The same old spec, still selling at the same price, and not a plan for the future to be found. No wonder people aren’t buying this stuff. Shame really, the Mini used to be a great little Mac for a myriad of uses.

(Doug Miller) #15

I bought a used one just last year. Why? I use it almost solely as a media server, and it was replacing a 2007 Mac mini that could not be upgraded past 10.7. This machine is running Sierra, but can be upgraded to Mojave still if I wish. And it is rock-solid, 100% reliable. (I’ve also been thinking about installing an OpenVPN server for when I am out and about and using public WiFi on my phone or tablet, but haven’t had the strong motivation to get that part done.)

I think it’s still a great machine. Pricey perhaps for what it is, but still in enough demand that the used/refurbished prices remain high. And I do hope that Apple updates it soon (or, you know, comes out with something similar enough - something a little less upgradeable/user maintainable in an Apple TV sized box I think would be great.)

(Tom Gewecke) #16

People like myself who have to replace iMac’s if they want to run Mojave are probably also holding off purchasing last year’s machines in the expectation that new ones might be announced soon. Though there’s still no sign of that as far as I can see….

(Enrico Franconi) #17

As I mentioned in the past, the easiest way to set a VPN server on macOS is to use iVPN <https://macserve.org.uk/ivpn/ >, which is based on the preinstalled VPN in macOS. From their web page: “iVPN easily creates a standards-based PPTP and L2TP VPN server on your home or office Mac. With just a few details and a couple of clicks, you’ll be ready to connect securely to your Mac from anywhere in the world”. I have been unable to set a VPN server on macOS in any other way - but maybe just because I’m no expert.



(David Silbey) #18

I’m confused. Apple reported its Q3 results back in July. They’ll be reporting their Q4 results on November 1.


Some people keep raising the same topic since Q3 was announced. Personally speaking, I kept falling into the the trap.

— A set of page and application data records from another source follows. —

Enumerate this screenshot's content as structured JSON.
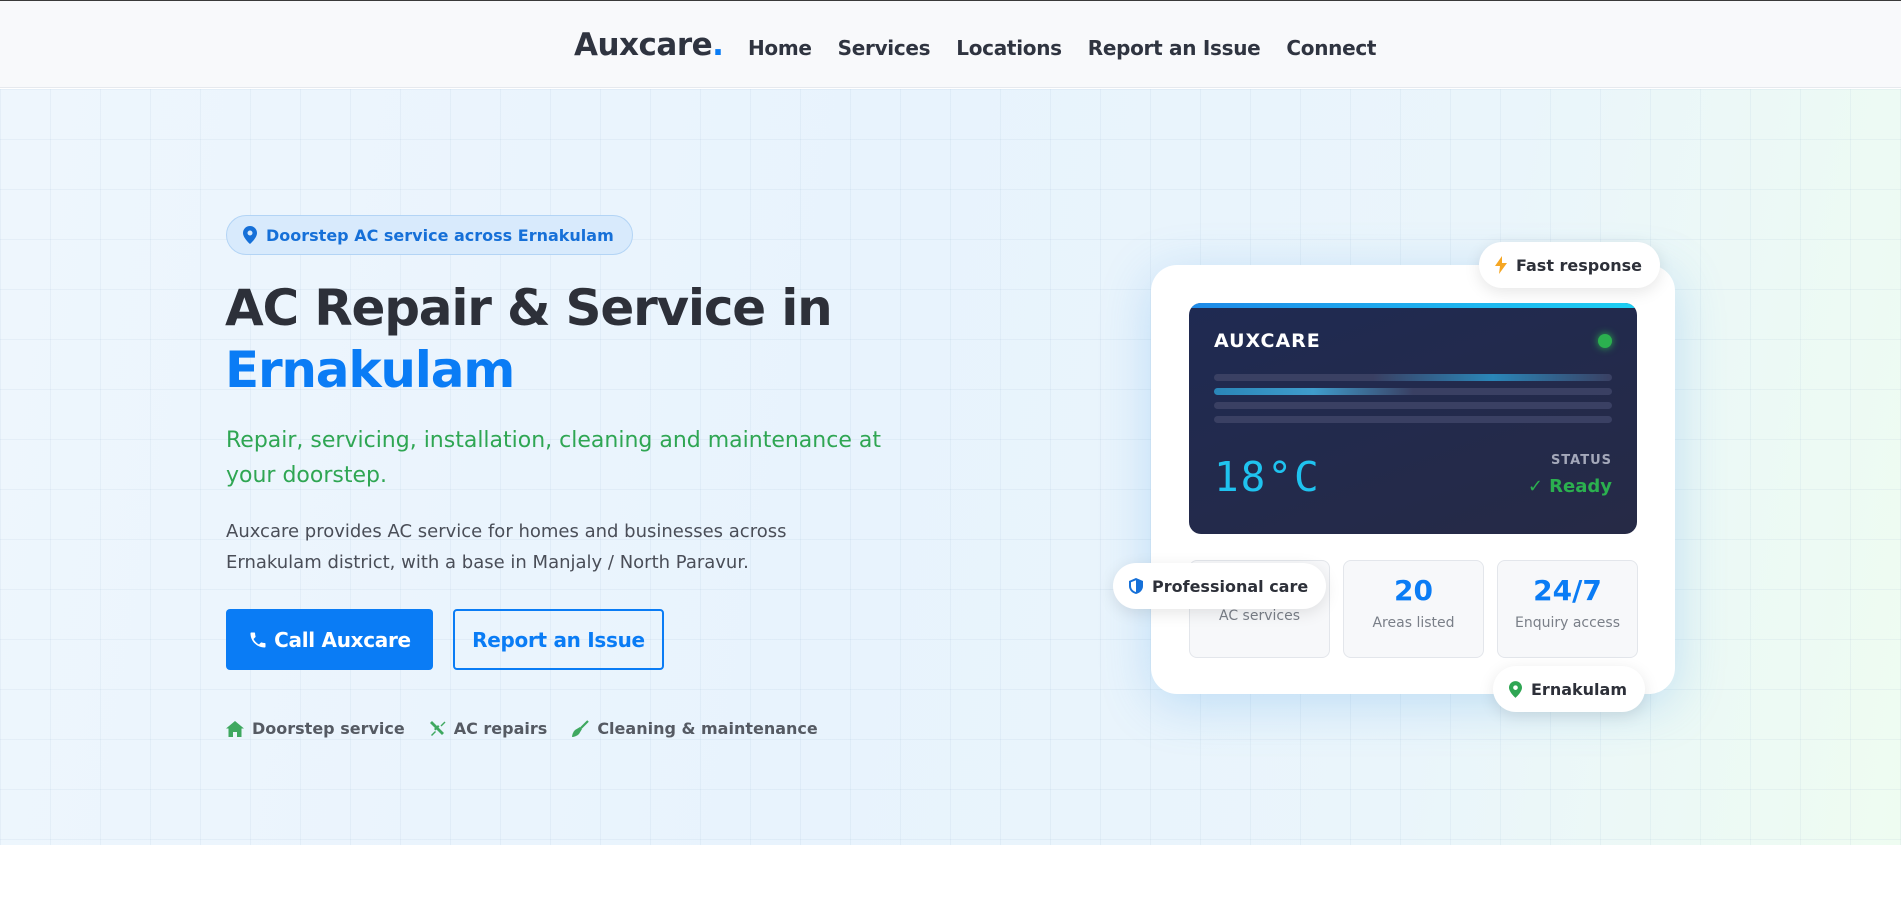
{
  "nav": {
    "brand": "Auxcare",
    "brand_dot": ".",
    "links": [
      "Home",
      "Services",
      "Locations",
      "Report an Issue",
      "Connect"
    ]
  },
  "hero": {
    "badge": "Doorstep AC service across Ernakulam",
    "title_line1": "AC Repair & Service in",
    "title_line2": "Ernakulam",
    "subtitle": "Repair, servicing, installation, cleaning and maintenance at your doorstep.",
    "description": "Auxcare provides AC service for homes and businesses across Ernakulam district, with a base in Manjaly / North Paravur.",
    "primary_button": "Call Auxcare",
    "secondary_button": "Report an Issue",
    "features": [
      {
        "icon": "home-icon",
        "label": "Doorstep service"
      },
      {
        "icon": "tools-icon",
        "label": "AC repairs"
      },
      {
        "icon": "broom-icon",
        "label": "Cleaning & maintenance"
      }
    ]
  },
  "card": {
    "screen_brand": "AUXCARE",
    "temperature": "18°C",
    "status_label": "STATUS",
    "status_value": "✓ Ready",
    "stats": [
      {
        "number": "",
        "label": "AC services"
      },
      {
        "number": "20",
        "label": "Areas listed"
      },
      {
        "number": "24/7",
        "label": "Enquiry access"
      }
    ],
    "pills": {
      "fast_response": "Fast response",
      "professional_care": "Professional care",
      "location": "Ernakulam"
    }
  },
  "colors": {
    "accent": "#0a7cf5",
    "green": "#2fa653",
    "dark": "#2d3039"
  }
}
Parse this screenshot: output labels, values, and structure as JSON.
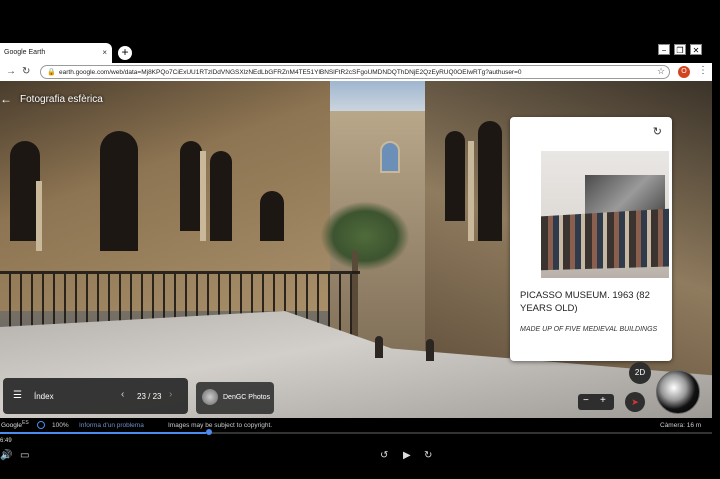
{
  "browser": {
    "tab_title": "Google Earth",
    "tab_close": "×",
    "new_tab": "+",
    "url": "earth.google.com/web/data=Mj8KPQo7CiExUU1RTzlDdVNGSXlzNEdLbGFRZnM4TE51YlBNSlFtR2cSFgoUMDNDQThDNjE2QzEyRUQ0OEIwRTg?authuser=0",
    "profile_initial": "O"
  },
  "window_controls": {
    "minimize": "−",
    "restore": "❐",
    "close": "✕"
  },
  "header": {
    "title": "Fotografia esfèrica"
  },
  "card": {
    "title": "PICASSO MUSEUM. 1963 (82 YEARS OLD)",
    "subtitle": "MADE UP OF FIVE MEDIEVAL BUILDINGS"
  },
  "index_panel": {
    "label": "Índex",
    "counter": "23 / 23"
  },
  "contributor": {
    "name": "DenGC Photos"
  },
  "map_controls": {
    "mode_2d": "2D",
    "zoom_out": "−",
    "zoom_in": "+"
  },
  "status": {
    "logo": "Google",
    "logo_suffix": "ES",
    "zoom_percent": "100%",
    "report_link": "Informa d'un problema",
    "copyright": "Images may be subject to copyright.",
    "camera": "Càmera: 16 m"
  },
  "video": {
    "time": "6:49",
    "progress": 0.29
  },
  "icons": [
    "back-arrow-icon",
    "refresh-icon",
    "list-icon",
    "chevron-left-icon",
    "chevron-right-icon",
    "compass-icon",
    "globe-icon",
    "lock-icon",
    "star-icon",
    "menu-icon",
    "play-icon",
    "rewind-icon",
    "forward-icon",
    "volume-icon",
    "captions-icon"
  ]
}
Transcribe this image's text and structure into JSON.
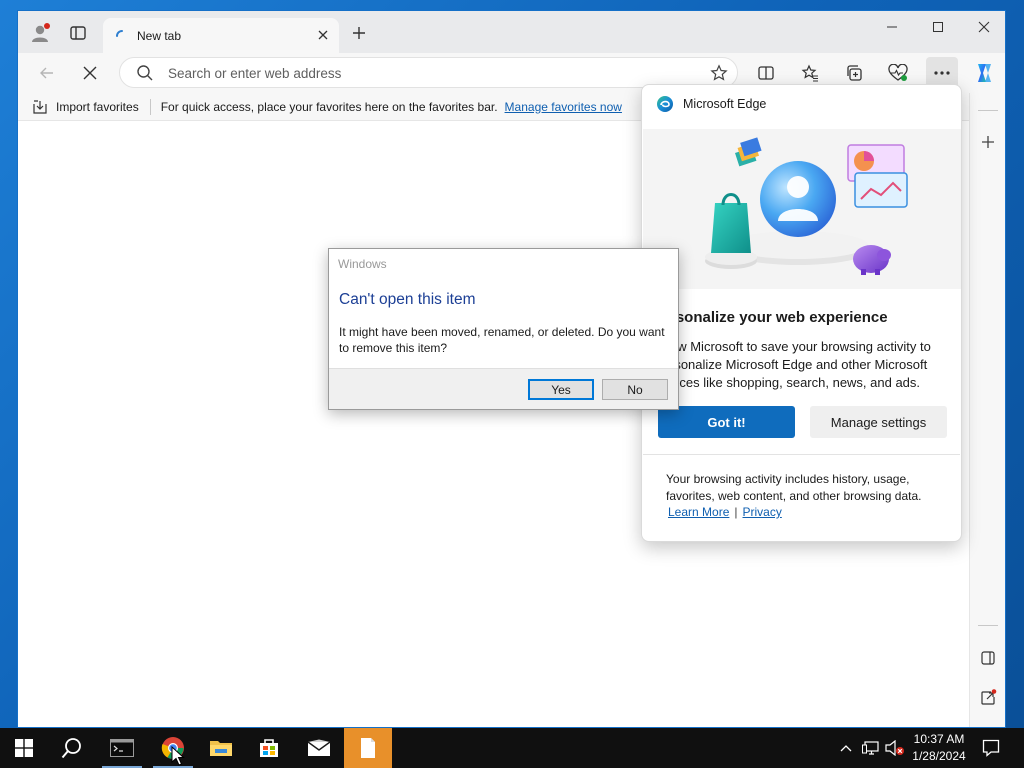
{
  "browser": {
    "tab": {
      "title": "New tab"
    },
    "omnibox": {
      "placeholder": "Search or enter web address"
    },
    "favorites_bar": {
      "import_label": "Import favorites",
      "hint": "For quick access, place your favorites here on the favorites bar.",
      "manage_link": "Manage favorites now"
    }
  },
  "flyout": {
    "app_name": "Microsoft Edge",
    "title": "rsonalize your web experience",
    "body": "ow Microsoft to save your browsing activity to rsonalize Microsoft Edge and other Microsoft vices like shopping, search, news, and ads.",
    "primary_button": "Got it!",
    "secondary_button": "Manage settings",
    "note": "Your browsing activity includes history, usage, favorites, web content, and other browsing data.",
    "learn_more": "Learn More",
    "separator": "|",
    "privacy": "Privacy"
  },
  "dialog": {
    "caption": "Windows",
    "heading": "Can't open this item",
    "message": "It might have been moved, renamed, or deleted. Do you want to remove this item?",
    "yes": "Yes",
    "no": "No"
  },
  "taskbar": {
    "time": "10:37 AM",
    "date": "1/28/2024"
  },
  "colors": {
    "accent": "#0f6cbd",
    "dialog_heading": "#1c3f95",
    "link": "#0f5fb0",
    "taskbar": "#101010",
    "active_taskbar_item": "#e8902a"
  }
}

(Doug Miller) #20

The article is not talking about Apple’s fiscal calendar but the actual 2018 yearly calendar, where Q3 is July-September.